» **Records**:

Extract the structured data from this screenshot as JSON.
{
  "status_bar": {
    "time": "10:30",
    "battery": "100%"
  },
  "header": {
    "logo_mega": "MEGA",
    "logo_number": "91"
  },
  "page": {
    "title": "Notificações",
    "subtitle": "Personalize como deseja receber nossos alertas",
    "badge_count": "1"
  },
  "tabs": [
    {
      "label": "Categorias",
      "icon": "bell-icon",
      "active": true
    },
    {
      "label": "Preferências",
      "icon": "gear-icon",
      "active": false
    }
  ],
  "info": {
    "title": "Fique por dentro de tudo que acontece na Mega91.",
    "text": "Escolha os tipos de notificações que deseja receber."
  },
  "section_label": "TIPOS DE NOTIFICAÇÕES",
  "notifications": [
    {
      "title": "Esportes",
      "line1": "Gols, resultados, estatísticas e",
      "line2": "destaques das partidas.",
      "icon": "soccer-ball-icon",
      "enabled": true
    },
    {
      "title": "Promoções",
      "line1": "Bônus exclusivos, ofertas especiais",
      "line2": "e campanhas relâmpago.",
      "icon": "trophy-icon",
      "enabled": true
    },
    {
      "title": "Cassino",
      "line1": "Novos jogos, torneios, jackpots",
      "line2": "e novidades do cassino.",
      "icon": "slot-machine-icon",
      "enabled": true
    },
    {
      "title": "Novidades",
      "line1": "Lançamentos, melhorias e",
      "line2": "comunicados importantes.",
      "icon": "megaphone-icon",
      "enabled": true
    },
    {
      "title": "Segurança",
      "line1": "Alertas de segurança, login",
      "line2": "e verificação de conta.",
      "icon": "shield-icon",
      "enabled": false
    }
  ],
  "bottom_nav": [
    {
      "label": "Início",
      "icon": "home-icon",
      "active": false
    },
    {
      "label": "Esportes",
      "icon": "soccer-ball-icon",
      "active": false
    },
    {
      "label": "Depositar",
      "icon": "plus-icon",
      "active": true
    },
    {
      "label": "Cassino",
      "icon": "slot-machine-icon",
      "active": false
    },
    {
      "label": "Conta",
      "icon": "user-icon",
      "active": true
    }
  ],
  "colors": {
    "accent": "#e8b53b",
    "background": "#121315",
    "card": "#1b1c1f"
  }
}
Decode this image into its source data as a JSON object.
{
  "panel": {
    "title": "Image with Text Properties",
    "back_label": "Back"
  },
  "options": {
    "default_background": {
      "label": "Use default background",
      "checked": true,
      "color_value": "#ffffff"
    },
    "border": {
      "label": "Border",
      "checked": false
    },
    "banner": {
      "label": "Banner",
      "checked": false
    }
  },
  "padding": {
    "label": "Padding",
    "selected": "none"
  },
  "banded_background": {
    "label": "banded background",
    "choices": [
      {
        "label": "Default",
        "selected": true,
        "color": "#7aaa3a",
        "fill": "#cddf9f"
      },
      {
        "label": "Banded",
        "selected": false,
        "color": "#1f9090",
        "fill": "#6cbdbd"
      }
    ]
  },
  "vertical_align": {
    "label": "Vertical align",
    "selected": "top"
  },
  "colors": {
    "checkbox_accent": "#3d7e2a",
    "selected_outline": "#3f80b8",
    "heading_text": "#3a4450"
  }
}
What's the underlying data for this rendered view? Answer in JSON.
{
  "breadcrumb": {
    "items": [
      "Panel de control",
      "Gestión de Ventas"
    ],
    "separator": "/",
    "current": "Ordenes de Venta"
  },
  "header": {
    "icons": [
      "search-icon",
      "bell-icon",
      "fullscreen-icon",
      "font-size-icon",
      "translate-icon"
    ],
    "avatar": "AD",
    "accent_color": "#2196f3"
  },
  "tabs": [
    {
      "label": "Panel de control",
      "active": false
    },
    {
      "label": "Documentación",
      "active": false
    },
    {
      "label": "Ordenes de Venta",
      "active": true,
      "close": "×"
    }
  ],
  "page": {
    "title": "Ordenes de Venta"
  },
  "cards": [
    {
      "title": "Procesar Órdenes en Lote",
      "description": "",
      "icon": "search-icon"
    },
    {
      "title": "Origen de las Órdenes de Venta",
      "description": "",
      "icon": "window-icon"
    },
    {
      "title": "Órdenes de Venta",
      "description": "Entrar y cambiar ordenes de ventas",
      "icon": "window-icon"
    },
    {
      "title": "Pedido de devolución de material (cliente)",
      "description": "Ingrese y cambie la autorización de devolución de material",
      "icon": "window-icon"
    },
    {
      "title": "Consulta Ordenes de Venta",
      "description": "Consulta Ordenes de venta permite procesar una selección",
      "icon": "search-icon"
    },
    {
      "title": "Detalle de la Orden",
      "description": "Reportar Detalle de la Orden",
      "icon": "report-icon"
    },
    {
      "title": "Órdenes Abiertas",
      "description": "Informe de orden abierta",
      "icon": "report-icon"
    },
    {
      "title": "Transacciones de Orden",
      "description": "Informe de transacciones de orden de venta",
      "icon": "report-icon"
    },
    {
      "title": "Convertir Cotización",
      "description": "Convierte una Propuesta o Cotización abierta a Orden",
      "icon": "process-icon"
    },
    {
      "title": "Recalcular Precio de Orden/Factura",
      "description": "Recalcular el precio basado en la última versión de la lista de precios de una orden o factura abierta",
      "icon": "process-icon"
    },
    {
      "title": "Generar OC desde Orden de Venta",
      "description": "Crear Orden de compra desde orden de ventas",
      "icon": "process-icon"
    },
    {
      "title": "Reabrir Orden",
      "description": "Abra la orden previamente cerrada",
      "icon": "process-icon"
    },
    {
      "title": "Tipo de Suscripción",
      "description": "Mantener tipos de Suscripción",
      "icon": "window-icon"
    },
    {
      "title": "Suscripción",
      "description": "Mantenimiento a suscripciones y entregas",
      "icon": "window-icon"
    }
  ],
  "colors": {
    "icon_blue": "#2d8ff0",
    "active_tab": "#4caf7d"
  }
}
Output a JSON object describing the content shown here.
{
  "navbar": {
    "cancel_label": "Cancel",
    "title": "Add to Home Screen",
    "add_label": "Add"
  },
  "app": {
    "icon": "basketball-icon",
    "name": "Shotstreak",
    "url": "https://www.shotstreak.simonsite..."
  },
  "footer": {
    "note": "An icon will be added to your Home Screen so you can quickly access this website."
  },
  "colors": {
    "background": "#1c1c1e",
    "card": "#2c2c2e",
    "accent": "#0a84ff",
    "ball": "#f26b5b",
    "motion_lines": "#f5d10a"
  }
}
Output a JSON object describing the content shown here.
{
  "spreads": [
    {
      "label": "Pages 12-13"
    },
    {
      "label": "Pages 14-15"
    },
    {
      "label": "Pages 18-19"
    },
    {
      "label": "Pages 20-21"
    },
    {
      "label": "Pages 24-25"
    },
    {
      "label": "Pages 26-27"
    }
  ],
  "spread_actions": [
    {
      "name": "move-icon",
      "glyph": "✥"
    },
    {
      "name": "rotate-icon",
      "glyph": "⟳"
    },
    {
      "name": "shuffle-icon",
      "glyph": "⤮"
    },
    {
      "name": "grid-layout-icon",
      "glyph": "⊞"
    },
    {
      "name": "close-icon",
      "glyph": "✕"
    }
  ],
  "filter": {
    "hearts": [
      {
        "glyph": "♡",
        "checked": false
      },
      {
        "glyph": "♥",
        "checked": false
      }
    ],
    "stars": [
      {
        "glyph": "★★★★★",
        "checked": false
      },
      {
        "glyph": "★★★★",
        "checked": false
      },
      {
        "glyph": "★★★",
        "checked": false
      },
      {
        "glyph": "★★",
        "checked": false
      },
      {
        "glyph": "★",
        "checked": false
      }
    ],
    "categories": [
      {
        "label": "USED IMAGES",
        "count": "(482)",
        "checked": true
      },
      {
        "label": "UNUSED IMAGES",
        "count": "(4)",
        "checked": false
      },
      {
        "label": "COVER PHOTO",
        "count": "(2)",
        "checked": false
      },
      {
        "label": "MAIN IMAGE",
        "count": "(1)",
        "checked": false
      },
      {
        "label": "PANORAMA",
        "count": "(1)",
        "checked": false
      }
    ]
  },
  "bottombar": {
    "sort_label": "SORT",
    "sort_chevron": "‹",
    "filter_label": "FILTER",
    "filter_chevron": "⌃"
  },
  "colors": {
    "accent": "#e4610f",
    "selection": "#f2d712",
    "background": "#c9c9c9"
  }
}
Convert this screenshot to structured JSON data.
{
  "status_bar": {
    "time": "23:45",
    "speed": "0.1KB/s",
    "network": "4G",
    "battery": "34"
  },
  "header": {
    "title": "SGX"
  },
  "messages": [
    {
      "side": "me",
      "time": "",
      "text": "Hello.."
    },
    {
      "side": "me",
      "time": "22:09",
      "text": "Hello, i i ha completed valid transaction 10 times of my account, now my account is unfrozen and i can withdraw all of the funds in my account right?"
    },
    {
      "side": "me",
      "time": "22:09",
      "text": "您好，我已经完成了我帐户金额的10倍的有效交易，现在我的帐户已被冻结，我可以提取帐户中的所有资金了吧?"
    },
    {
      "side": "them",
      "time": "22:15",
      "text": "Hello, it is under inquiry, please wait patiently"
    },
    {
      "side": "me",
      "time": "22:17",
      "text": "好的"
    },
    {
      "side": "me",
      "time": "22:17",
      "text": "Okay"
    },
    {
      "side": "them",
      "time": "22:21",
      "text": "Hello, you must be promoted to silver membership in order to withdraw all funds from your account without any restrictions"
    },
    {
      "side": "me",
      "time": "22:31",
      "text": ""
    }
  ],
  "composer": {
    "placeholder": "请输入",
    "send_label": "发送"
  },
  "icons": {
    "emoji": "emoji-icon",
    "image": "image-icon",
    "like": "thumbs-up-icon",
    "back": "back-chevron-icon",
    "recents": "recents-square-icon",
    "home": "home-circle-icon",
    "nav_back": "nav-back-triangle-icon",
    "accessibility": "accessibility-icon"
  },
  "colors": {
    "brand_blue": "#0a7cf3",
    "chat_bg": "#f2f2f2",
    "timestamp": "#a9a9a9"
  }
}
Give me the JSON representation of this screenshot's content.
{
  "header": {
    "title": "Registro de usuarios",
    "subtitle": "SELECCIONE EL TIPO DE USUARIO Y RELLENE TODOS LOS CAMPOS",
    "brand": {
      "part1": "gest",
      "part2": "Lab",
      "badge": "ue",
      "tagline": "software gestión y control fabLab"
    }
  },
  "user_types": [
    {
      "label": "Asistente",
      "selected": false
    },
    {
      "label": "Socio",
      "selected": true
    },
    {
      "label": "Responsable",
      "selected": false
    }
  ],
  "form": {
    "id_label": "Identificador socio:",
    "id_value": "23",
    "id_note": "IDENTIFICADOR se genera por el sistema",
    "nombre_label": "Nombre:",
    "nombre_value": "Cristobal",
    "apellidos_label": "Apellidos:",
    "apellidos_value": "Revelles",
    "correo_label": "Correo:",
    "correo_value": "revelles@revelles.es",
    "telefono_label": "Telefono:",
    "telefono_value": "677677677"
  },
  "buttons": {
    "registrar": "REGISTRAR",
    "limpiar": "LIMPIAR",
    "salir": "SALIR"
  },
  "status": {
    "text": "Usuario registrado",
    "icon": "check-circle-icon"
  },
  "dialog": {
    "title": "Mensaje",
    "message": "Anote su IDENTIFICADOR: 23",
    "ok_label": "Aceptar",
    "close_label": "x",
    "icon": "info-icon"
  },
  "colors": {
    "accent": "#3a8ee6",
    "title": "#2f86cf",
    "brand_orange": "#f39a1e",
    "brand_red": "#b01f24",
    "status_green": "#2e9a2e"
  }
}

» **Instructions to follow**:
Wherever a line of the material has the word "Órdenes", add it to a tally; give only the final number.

» **Output of the exercise**:
4